How much of your life should the government control? Should government entities have the power to control the color of your house, the number of bedrooms in it, and the decorative elements of it? Up until recently, local governments had the power to control each of these aspects of your home.
Last week, the Utah legislature met in a special session to consider a host of topics from drought conditions to mask mandates. But one bill that has been overlooked and underrated is H.B. 1003 sponsored by Representative Paul Ray.
H.B. 1003 addresses building regulations which are instituted by local governments in Utah. The bill prohibits a municipality from imposing a requirement for a building design element on a one or two family dwelling.
Those design elements that were previously allowed to be regulated include: exterior color; type or style of exterior material; style of roof or porch; exterior ornamentation; design or placement of a window or door; design or placement of a garage door; the number of rooms; interior layout of a room; minimum square footage over 1,000 square feet, not including a garage; rear yard landscaping requirements; minimum building dimensions; and a requirement to install front yard fencing.
All these design elements are nonstructural and unrelated to safety yet were allowed to be managed by the government. Certainly, private Homeowners Associations can continue to regulate these things and deed restrictions can still impose restrictions, but prior to the passage of this legislation, a local government could impose arbitrary design requirements on any property.
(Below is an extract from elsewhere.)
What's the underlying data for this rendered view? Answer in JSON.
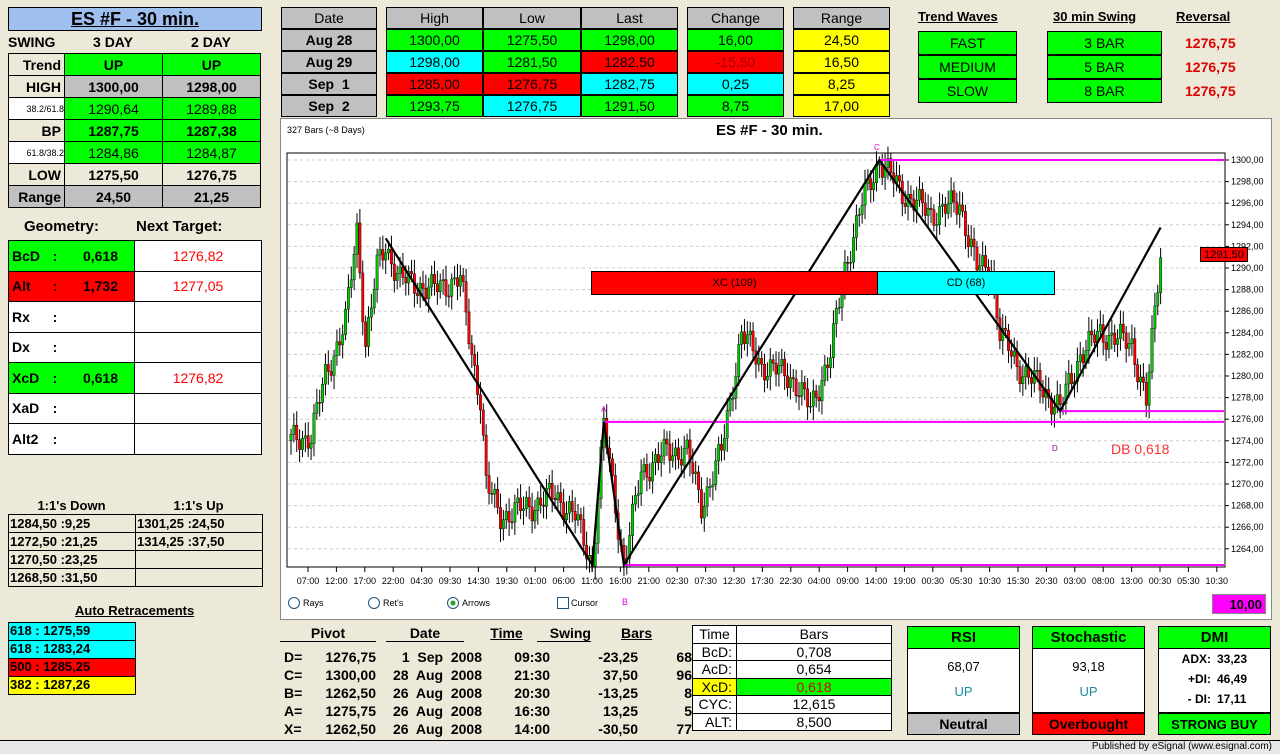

Prohibiting local governments from making design choices for property owners is the right move for two reasons.
Utah is in the midst of a housing crisis, and prices are hitting record-breaking highs. Burdensome requirements only add to the list of costs that are borne by a builder and then passed to the consumer. Eliminating these requirements has the potential to decrease the cost of building and purchasing a home.
But even if this change doesn’t result in large-scale savings for Utah families, it was still the right move. Government regulations should be created to protect the health and safety of a community — the color of a home or number of bedrooms in it impacts neither of those. This legislation moves Utah toward more principled governance.
Aesthetic design factors simply do not merit government force.